The World Psychiatric Association (WPA) should actively investigate reports of systematic political abuse of psychiatry in China. The WPA's triennial World Congress meets in Yokohama, Japan from August 23-29, 2002.
In a 298-page report, "Dangerous Minds: Political Psychiatry in China Today and its Origins in the Mao Era," Human Rights Watch and the Geneva Initiative on Psychiatry, a Netherlands-based international foundation, compare the treatment of dissidents in mental asylums to similar abuses in the former Soviet Union. The sentencing of political dissidents to special psychiatric hospitals on the basis of false diagnoses led to the forced withdrawal of the Soviet Union from the WPA in 1983 and it was not readmitted until 1989, after the Gorbachev reforms had brought an end to systematic political abuse of psychiatry in the Soviet Union.
"The world medical community should speak out on this important issue," said Mike Jendrzejczyk, Washington director of Human Rights Watch's Asia Division. "The Chinese psychiatrists who bravely refuse to participate in state repression need to feel they have support from abroad."
It appears that only a minority of Chinese psychiatrists have actually been involved in these practices. Other psychiatrists have written extensively about "political cases" in the Chinese professional literature, perhaps with the goal of forcing a broader ethical debate both inside and outside of China.
Extensive documentary evidence makes it clear that the political use of psychiatry was much more common in China during the Cultural Revolution (1966-76) than in either the former Soviet Union or China today. During that turbulent period, the official view was that virtually all forms of mental illness were caused by politically deviant thoughts.
However, official psychiatric theory in China continues to condone the involuntary treatment in custodial mental asylums of dissidents and nonconformists including Falun Gong members, independent labor organizers, whistle blowers and individuals who complain about political persecution or official misconduct.

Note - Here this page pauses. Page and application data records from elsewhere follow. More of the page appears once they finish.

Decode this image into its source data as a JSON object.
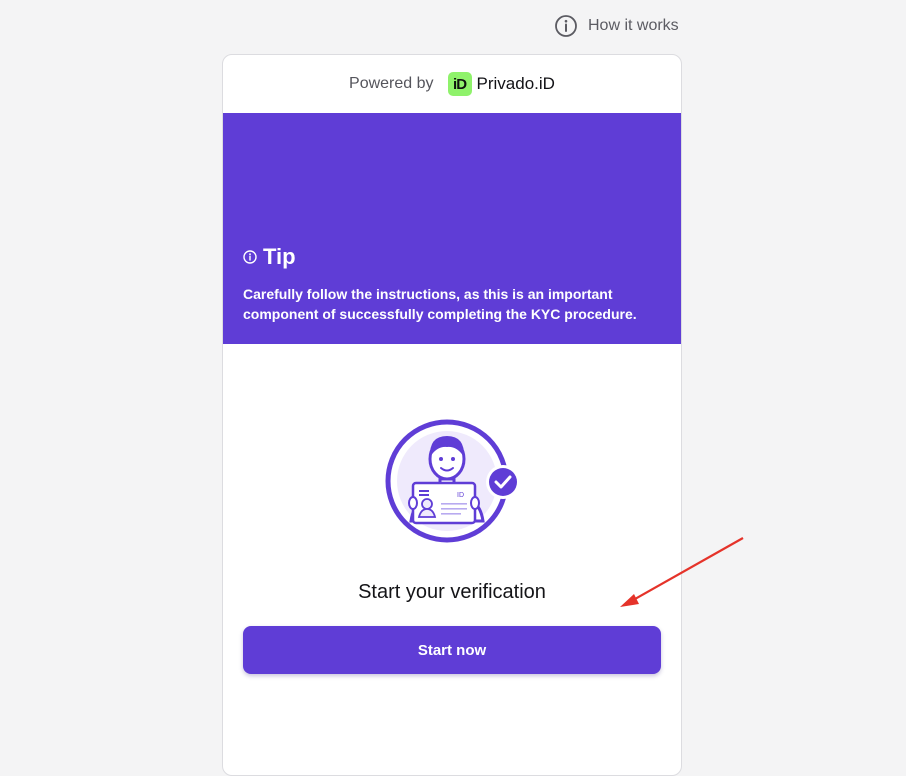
{
  "header": {
    "how_it_works_label": "How it works",
    "how_it_works_icon": "info-circle-icon"
  },
  "card": {
    "powered_by_label": "Powered by",
    "brand_logo_text": "iD",
    "brand_name": "Privado.iD",
    "tip": {
      "icon": "info-icon",
      "title": "Tip",
      "text": "Carefully follow the instructions, as this is an important component of successfully completing the KYC procedure."
    },
    "illustration": {
      "icon": "id-card-verification-illustration",
      "card_label": "ID"
    },
    "heading": "Start your verification",
    "start_button_label": "Start now"
  },
  "colors": {
    "accent": "#5f3dd6",
    "brand_logo_bg": "#8ff26b",
    "page_bg": "#f4f4f5",
    "annotation_arrow": "#e5332a"
  }
}
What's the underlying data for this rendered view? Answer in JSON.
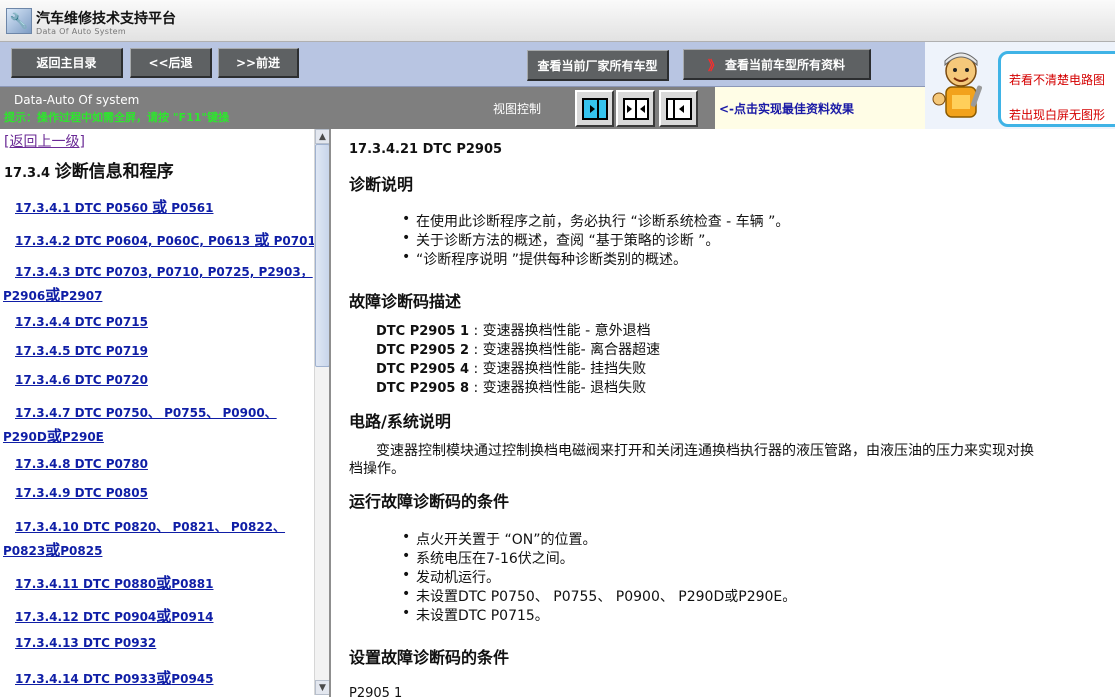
{
  "app": {
    "title": "汽车维修技术支持平台",
    "subtitle": "Data Of Auto System",
    "logo_icon": "wrench-logo-icon"
  },
  "toolbar": {
    "home_label": "返回主目录",
    "back_label": "<<后退",
    "forward_label": ">>前进",
    "maker_models_label": "查看当前厂家所有车型",
    "model_docs_arrows": "》",
    "model_docs_label": "查看当前车型所有资料"
  },
  "help": {
    "line_1": "若看不清楚电路图",
    "line_2": "若出现白屏无图形",
    "mascot_icon": "mechanic-mascot-icon"
  },
  "viewbar": {
    "system_name": "Data-Auto Of system",
    "notice": "提示：操作过程中如需全屏，请按 \"F11\"键操",
    "view_label": "视图控制",
    "hint": "<-点击实现最佳资料效果",
    "buttons": [
      "show-left-pane-icon",
      "split-view-icon",
      "hide-left-pane-icon"
    ]
  },
  "toc": {
    "back_up": "[返回上一级]",
    "section_number": "17.3.4",
    "section_title": "诊断信息和程序",
    "items": [
      {
        "a": "17.3.4.1 DTC P0560 ",
        "b": "或",
        "c": " P0561"
      },
      {
        "a": "17.3.4.2 DTC P0604, P060C, P0613 ",
        "b": "或",
        "c": " P0701"
      },
      {
        "a": "17.3.4.3 DTC P0703, P0710, P0725, P2903，",
        "b": "",
        "c": ""
      },
      {
        "a": "P2906",
        "b": "或",
        "c": "P2907"
      },
      {
        "a": "17.3.4.4 DTC P0715",
        "b": "",
        "c": ""
      },
      {
        "a": "17.3.4.5 DTC P0719",
        "b": "",
        "c": ""
      },
      {
        "a": "17.3.4.6 DTC P0720",
        "b": "",
        "c": ""
      },
      {
        "a": "17.3.4.7 DTC P0750、 P0755、 P0900、",
        "b": "",
        "c": ""
      },
      {
        "a": "P290D",
        "b": "或",
        "c": "P290E"
      },
      {
        "a": "17.3.4.8 DTC P0780",
        "b": "",
        "c": ""
      },
      {
        "a": "17.3.4.9 DTC P0805",
        "b": "",
        "c": ""
      },
      {
        "a": "17.3.4.10 DTC P0820、 P0821、 P0822、",
        "b": "",
        "c": ""
      },
      {
        "a": "P0823",
        "b": "或",
        "c": "P0825"
      },
      {
        "a": "17.3.4.11 DTC P0880",
        "b": "或",
        "c": "P0881"
      },
      {
        "a": "17.3.4.12 DTC P0904",
        "b": "或",
        "c": "P0914"
      },
      {
        "a": "17.3.4.13 DTC P0932",
        "b": "",
        "c": ""
      },
      {
        "a": "17.3.4.14 DTC P0933",
        "b": "或",
        "c": "P0945"
      }
    ]
  },
  "doc": {
    "heading": "17.3.4.21 DTC P2905",
    "diag_title": "诊断说明",
    "diag_bullets": [
      "在使用此诊断程序之前，务必执行 “诊断系统检查 - 车辆 ”。",
      "关于诊断方法的概述，查阅 “基于策略的诊断 ”。",
      "“诊断程序说明 ”提供每种诊断类别的概述。"
    ],
    "dtc_title": "故障诊断码描述",
    "dtc_lines": [
      {
        "code": "DTC P2905 1",
        "desc": "变速器换档性能 - 意外退档"
      },
      {
        "code": "DTC P2905 2",
        "desc": "变速器换档性能- 离合器超速"
      },
      {
        "code": "DTC P2905 4",
        "desc": "变速器换档性能- 挂挡失败"
      },
      {
        "code": "DTC P2905 8",
        "desc": "变速器换档性能- 退档失败"
      }
    ],
    "circuit_title": "电路/系统说明",
    "circuit_line_1": "变速器控制模块通过控制换档电磁阀来打开和关闭连通换档执行器的液压管路，由液压油的压力来实现对换",
    "circuit_line_2": "档操作。",
    "run_title": "运行故障诊断码的条件",
    "run_bullets": [
      "点火开关置于 “ON”的位置。",
      "系统电压在7-16伏之间。",
      "发动机运行。",
      "未设置DTC P0750、 P0755、 P0900、 P290D或P290E。",
      "未设置DTC P0715。"
    ],
    "set_title": "设置故障诊断码的条件",
    "cutoff_line": "P2905 1"
  }
}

Wang Wanxing, a political activist whose family is still seeking his immediate release, was first arrested in the mid-1970s. He was arrested again in 1992 and held in an institution for the criminally insane based on a diagnosis by police psychiatrists that he was a "paranoid psychotic." Wang was released in 1999 but later that year was returned to the same institution when he attempted to discuss his incarceration with foreign journalists. He remains in detention and is being treated for "political monomania," according to government officials.
While it is impossible to know precisely how many such persons are currently being held in mental asylums alongside the genuinely mentally ill, numerous official documents from China included in "Dangerous Minds" state that during the 1980s, the percentage of people held in asylums who were being punished for committing political offenses was as high as 15 percent of the total criminal psychiatric caseload.
"The WPA delegates should adopt a strong resolution in Yokohama calling on China to cease these abuses and to fully cooperate with a WPA investigation," said Robert van Voren, general secretary of the Geneva Initiative on Psychiatry. "A WPA-led delegation should visit the asylums, carry out independent medical examinations, and monitor conditions and treatment, especially in the police-run asylums."
Under the WPA's Madrid Declaration, passed in 1996, all forms of psychiatric diagnosis or treatment on the basis of the political needs of governments are explicitly forbidden.
Human Rights Watch and the Geneva Initiative also urged the U.N. Special Rapporteur on Torture and Ill-Treatment to address the issue of political psychiatric abuse in China.
They called on the Chinese government to conduct a systematic review of China's legislation and administrative regulations governing forensic psychiatric assessment, the interactions between police and psychiatrists, and to remove all provisions stating or implying that dissident or nonconformist beliefs provide a justifiable basis for the diagnosis of mental illness.